Materials provided
---

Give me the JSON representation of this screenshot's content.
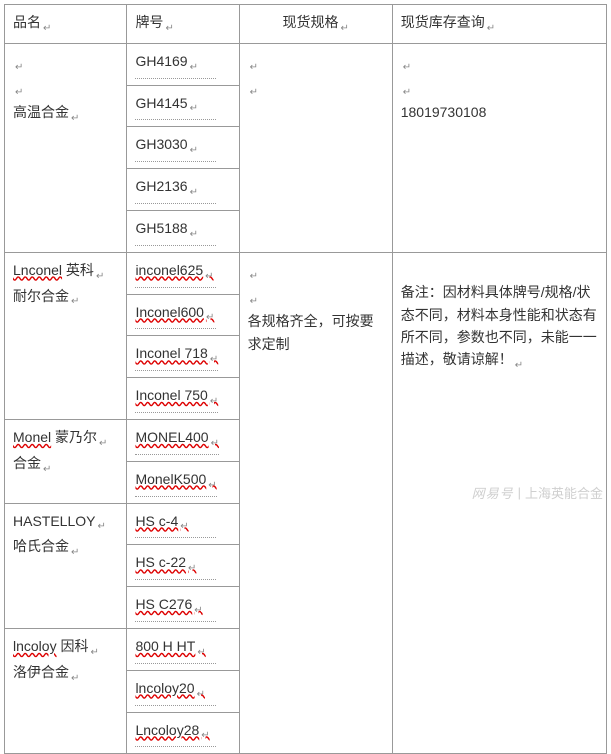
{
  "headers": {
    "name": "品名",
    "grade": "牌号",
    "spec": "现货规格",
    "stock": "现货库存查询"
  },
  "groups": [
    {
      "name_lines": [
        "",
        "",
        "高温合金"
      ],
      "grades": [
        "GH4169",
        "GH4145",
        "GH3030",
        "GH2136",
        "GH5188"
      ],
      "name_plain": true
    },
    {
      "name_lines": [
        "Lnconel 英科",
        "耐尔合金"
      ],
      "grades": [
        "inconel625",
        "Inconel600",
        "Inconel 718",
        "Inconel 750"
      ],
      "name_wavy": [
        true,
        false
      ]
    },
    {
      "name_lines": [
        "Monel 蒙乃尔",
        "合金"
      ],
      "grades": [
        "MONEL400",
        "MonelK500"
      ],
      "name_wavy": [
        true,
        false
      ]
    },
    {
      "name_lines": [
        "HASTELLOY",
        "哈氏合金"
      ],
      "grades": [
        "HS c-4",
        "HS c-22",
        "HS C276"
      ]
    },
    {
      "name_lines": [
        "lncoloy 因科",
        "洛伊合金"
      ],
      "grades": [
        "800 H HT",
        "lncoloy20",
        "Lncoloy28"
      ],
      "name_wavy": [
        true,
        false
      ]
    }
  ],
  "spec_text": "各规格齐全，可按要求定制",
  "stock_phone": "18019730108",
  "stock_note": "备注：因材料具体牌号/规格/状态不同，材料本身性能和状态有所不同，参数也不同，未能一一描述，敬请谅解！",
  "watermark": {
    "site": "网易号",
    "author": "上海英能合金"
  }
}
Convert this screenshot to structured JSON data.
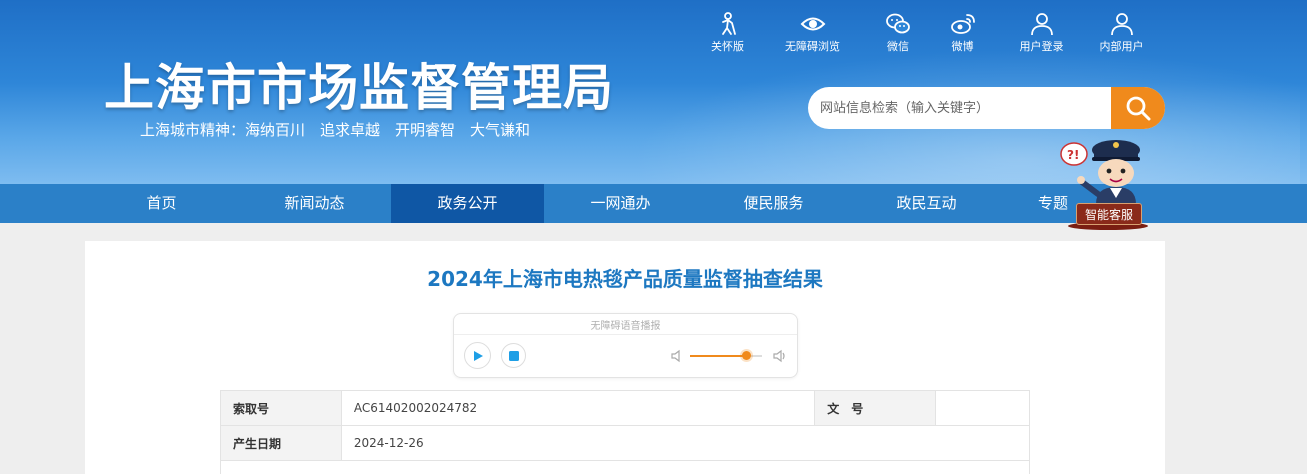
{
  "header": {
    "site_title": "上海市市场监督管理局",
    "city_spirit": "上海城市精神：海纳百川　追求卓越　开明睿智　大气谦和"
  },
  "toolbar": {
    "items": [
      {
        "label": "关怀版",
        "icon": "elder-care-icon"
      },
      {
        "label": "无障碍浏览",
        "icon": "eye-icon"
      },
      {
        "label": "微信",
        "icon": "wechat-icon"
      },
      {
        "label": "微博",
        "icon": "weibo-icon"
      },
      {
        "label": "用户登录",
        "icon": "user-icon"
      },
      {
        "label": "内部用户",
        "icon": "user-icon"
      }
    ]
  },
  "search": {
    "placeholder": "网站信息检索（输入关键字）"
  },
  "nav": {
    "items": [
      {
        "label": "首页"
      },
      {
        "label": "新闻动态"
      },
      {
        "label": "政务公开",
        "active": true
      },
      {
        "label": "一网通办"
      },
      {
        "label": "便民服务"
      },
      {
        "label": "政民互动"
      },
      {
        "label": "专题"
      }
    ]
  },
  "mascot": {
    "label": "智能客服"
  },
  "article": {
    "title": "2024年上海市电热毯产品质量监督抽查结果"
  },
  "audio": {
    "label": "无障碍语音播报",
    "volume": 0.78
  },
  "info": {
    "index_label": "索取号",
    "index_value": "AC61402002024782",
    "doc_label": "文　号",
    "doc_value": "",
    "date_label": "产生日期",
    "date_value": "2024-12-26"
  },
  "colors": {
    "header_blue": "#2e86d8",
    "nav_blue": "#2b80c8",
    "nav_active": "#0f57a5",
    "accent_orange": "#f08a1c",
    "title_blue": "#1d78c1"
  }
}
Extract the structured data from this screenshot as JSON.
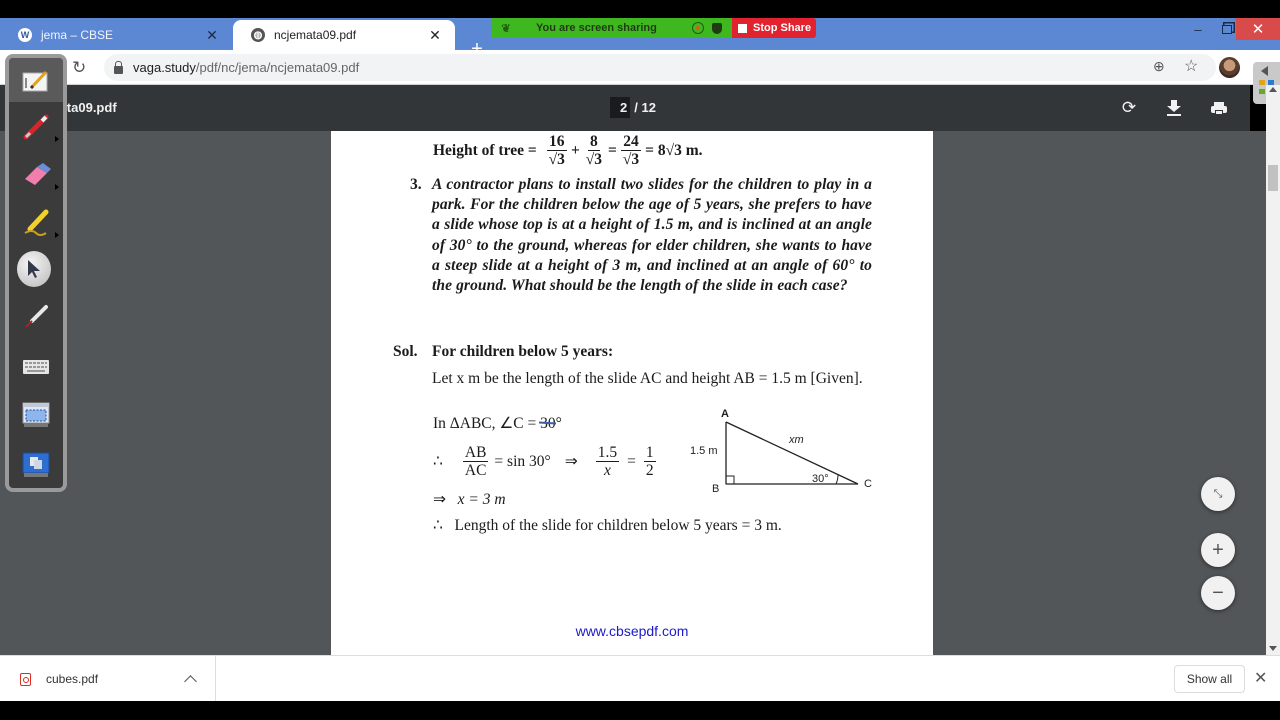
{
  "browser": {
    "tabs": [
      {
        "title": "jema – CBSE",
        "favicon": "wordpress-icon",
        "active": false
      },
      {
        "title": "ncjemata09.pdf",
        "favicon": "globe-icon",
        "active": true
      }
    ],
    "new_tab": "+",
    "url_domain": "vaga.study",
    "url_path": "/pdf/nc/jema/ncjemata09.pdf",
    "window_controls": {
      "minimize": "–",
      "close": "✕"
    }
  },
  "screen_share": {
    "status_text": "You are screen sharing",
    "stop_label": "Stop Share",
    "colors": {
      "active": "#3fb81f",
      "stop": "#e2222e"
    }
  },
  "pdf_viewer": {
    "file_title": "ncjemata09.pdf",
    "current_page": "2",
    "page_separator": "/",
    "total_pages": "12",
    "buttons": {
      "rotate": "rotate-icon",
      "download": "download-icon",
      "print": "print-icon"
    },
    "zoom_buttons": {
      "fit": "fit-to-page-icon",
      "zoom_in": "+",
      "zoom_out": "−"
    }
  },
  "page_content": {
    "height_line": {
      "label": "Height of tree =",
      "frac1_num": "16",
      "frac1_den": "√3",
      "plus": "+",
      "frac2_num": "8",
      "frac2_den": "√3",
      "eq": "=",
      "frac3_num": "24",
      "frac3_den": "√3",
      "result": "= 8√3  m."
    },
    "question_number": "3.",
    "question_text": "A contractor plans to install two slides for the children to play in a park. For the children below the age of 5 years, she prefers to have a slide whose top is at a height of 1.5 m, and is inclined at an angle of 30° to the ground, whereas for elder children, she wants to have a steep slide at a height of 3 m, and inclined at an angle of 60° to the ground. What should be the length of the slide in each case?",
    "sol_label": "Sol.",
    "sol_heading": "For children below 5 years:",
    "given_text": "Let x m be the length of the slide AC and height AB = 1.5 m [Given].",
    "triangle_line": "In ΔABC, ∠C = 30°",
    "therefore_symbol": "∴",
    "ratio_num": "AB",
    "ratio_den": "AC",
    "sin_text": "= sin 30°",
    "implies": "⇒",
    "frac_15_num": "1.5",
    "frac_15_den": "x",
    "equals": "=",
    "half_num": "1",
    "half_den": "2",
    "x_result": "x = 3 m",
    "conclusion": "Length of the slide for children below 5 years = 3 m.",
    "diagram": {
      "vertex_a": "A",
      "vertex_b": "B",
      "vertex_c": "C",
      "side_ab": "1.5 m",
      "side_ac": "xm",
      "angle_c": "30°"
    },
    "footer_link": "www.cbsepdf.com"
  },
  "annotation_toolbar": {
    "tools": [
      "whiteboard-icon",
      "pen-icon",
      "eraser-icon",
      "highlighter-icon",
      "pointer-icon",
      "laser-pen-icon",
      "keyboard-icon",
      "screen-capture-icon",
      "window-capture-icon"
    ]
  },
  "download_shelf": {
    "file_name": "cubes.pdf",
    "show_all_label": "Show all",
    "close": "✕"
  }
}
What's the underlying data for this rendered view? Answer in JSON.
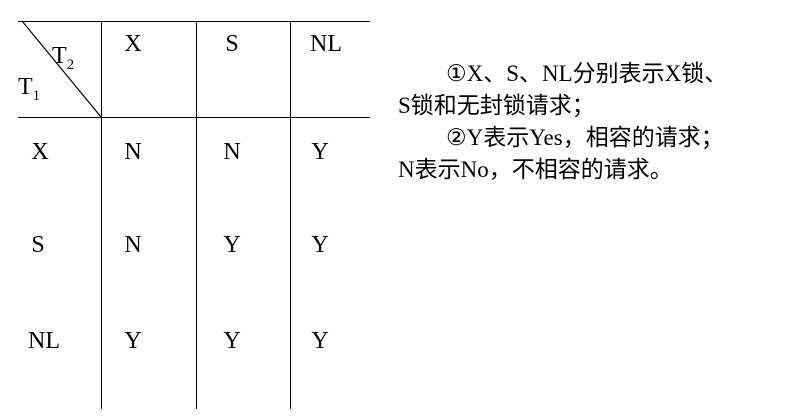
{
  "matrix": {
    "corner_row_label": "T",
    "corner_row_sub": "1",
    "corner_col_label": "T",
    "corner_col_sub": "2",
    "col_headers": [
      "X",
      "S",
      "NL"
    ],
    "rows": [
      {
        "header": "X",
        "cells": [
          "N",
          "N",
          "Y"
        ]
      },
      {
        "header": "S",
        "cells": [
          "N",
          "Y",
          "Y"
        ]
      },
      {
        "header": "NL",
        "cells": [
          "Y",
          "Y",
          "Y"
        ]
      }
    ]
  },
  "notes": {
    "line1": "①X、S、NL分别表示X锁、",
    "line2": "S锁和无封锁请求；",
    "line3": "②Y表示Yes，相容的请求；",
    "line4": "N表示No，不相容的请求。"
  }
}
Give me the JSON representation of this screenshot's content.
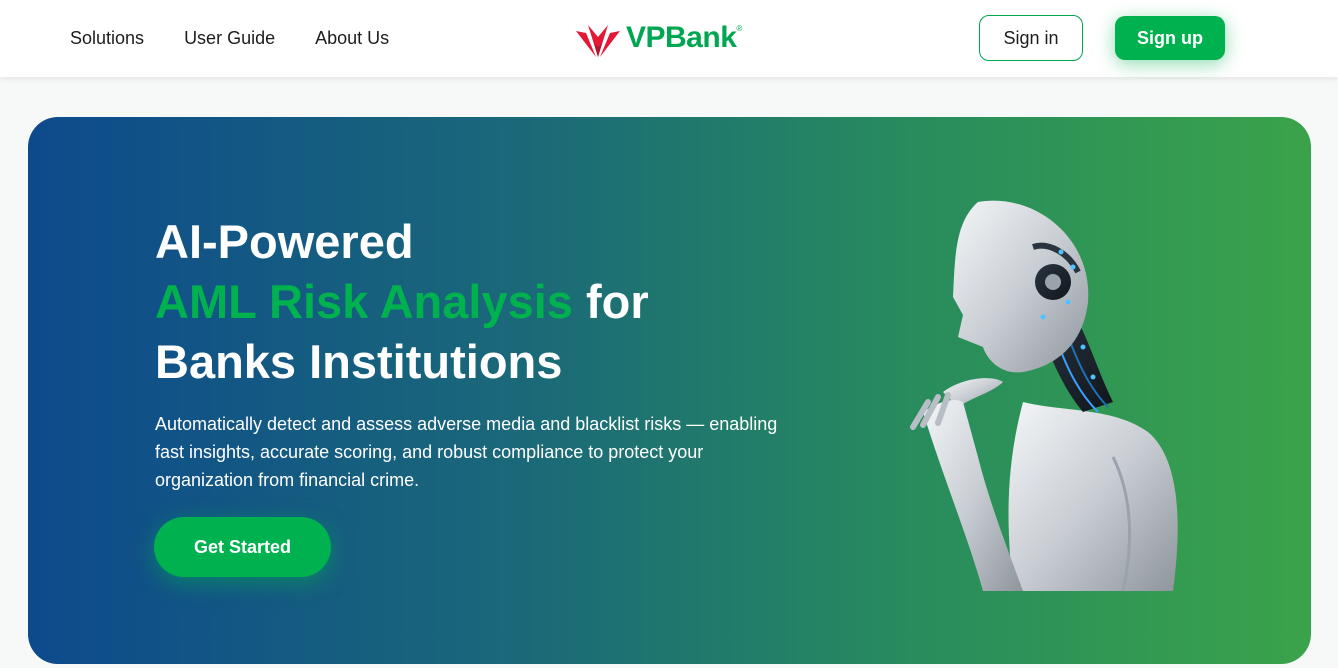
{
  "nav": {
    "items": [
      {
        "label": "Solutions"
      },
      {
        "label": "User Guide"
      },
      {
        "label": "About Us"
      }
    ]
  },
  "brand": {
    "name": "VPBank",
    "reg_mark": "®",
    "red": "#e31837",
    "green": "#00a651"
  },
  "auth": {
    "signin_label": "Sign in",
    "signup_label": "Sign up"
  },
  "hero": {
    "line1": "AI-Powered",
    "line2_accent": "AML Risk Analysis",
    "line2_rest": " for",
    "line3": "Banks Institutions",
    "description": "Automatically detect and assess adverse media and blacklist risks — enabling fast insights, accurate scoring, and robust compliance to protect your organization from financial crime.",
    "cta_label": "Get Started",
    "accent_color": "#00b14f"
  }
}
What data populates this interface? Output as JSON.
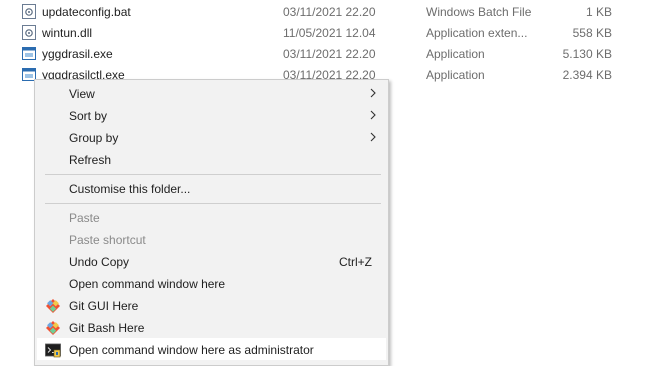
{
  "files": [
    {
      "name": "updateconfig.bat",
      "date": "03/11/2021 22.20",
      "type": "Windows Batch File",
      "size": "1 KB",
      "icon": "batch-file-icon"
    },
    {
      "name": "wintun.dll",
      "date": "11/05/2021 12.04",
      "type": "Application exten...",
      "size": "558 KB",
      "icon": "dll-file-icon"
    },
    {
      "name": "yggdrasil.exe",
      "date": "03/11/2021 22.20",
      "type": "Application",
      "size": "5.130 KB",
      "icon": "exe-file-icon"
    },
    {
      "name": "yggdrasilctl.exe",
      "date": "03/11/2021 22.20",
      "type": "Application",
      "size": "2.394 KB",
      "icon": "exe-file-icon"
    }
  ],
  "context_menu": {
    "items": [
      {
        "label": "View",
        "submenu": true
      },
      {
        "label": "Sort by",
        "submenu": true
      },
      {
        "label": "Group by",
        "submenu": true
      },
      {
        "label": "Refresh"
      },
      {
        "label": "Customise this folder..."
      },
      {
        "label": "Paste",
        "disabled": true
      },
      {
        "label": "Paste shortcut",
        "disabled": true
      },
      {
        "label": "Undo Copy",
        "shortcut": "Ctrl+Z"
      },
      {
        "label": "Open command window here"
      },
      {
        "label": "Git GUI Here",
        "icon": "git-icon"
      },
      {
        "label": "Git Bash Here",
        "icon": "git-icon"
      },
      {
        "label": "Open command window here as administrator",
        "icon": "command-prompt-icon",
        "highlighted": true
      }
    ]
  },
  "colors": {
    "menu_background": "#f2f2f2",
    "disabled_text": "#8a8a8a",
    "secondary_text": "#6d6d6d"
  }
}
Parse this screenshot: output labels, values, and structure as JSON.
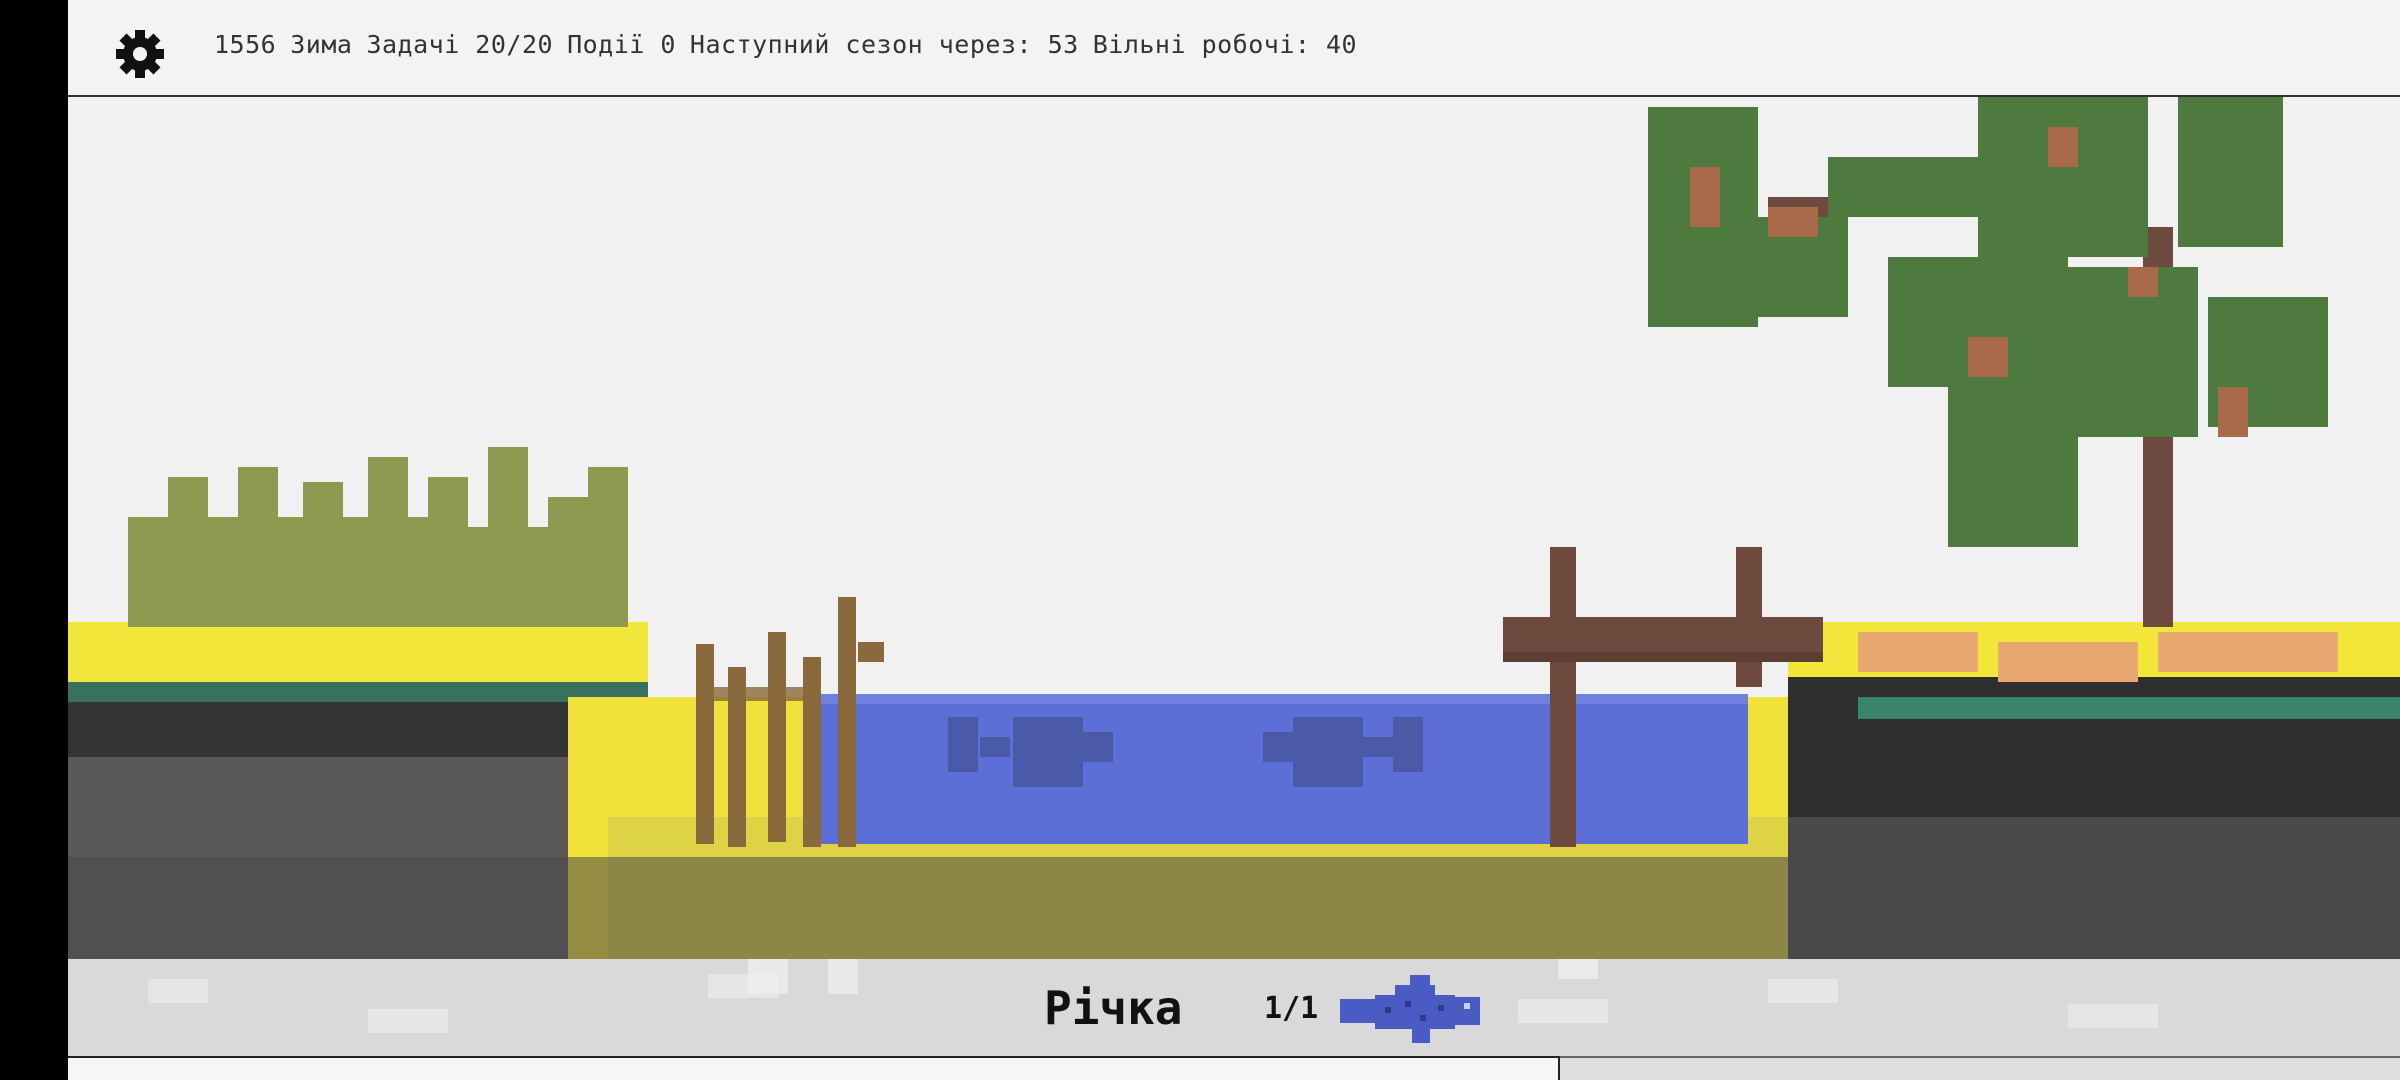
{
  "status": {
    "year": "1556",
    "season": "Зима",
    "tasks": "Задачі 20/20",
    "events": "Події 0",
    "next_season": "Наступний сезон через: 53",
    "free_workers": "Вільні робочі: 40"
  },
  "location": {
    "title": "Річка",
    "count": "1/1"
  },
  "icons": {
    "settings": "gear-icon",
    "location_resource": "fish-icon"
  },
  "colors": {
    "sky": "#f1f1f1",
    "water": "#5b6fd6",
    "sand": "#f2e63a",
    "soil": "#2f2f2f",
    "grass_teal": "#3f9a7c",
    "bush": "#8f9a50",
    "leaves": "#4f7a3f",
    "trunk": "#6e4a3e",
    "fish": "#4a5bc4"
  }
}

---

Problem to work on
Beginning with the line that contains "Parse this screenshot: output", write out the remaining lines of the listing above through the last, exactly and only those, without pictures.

Exercise solution
Parse this screenshot: output labels, values, and structure as JSON.
{
  "status": {
    "year": "1556",
    "season": "Зима",
    "tasks": "Задачі 20/20",
    "events": "Події 0",
    "next_season": "Наступний сезон через: 53",
    "free_workers": "Вільні робочі: 40"
  },
  "location": {
    "title": "Річка",
    "count": "1/1"
  },
  "icons": {
    "settings": "gear-icon",
    "location_resource": "fish-icon"
  },
  "colors": {
    "sky": "#f1f1f1",
    "water": "#5b6fd6",
    "sand": "#f2e63a",
    "soil": "#2f2f2f",
    "grass_teal": "#3f9a7c",
    "bush": "#8f9a50",
    "leaves": "#4f7a3f",
    "trunk": "#6e4a3e",
    "fish": "#4a5bc4"
  }
}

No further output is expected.